§ **What is required**: Take the data below and filter it for lines containing the word "logo"; show each line found.

§ **Source material**:
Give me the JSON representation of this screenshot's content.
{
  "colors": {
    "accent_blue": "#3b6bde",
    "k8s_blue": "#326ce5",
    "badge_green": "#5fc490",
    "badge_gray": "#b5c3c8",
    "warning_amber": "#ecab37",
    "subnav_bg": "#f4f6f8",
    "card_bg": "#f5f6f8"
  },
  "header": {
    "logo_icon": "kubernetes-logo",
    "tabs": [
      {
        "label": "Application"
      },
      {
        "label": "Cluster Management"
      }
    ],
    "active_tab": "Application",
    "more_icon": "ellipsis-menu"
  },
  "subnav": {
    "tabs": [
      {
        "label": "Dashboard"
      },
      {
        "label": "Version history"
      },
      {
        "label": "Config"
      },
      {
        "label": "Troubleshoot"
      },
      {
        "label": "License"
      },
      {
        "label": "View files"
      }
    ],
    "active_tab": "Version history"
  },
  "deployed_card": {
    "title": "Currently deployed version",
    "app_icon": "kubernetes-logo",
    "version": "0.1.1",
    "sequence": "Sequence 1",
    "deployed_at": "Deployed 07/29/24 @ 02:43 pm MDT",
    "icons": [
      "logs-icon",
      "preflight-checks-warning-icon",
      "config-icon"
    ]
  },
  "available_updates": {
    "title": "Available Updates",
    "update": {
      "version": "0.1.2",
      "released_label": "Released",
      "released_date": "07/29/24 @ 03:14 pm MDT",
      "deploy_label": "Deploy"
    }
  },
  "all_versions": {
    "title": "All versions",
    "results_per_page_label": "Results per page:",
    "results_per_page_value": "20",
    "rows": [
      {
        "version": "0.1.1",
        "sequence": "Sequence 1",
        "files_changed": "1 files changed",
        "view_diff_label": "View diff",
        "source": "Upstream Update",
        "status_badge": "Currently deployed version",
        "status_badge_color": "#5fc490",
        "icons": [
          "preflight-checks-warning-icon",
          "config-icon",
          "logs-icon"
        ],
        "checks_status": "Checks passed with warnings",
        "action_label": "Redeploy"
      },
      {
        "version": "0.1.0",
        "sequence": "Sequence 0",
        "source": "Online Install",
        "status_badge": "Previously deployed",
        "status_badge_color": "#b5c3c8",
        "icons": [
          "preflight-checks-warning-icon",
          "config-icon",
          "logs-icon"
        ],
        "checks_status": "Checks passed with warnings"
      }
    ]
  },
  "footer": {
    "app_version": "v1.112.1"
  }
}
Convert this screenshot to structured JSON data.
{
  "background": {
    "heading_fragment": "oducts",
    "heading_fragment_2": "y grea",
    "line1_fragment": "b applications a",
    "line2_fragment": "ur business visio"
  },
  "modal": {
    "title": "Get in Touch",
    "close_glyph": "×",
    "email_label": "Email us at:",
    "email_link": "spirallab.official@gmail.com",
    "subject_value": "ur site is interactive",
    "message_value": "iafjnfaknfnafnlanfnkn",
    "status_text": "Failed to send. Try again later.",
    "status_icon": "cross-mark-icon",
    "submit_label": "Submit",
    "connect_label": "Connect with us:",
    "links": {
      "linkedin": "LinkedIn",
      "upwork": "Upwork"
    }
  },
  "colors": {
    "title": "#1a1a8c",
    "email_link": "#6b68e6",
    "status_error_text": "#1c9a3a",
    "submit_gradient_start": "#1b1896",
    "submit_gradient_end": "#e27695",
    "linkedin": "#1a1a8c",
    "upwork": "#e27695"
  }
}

§ **Solution to the problem**:
    "logo_icon": "kubernetes-logo",
    "app_icon": "kubernetes-logo",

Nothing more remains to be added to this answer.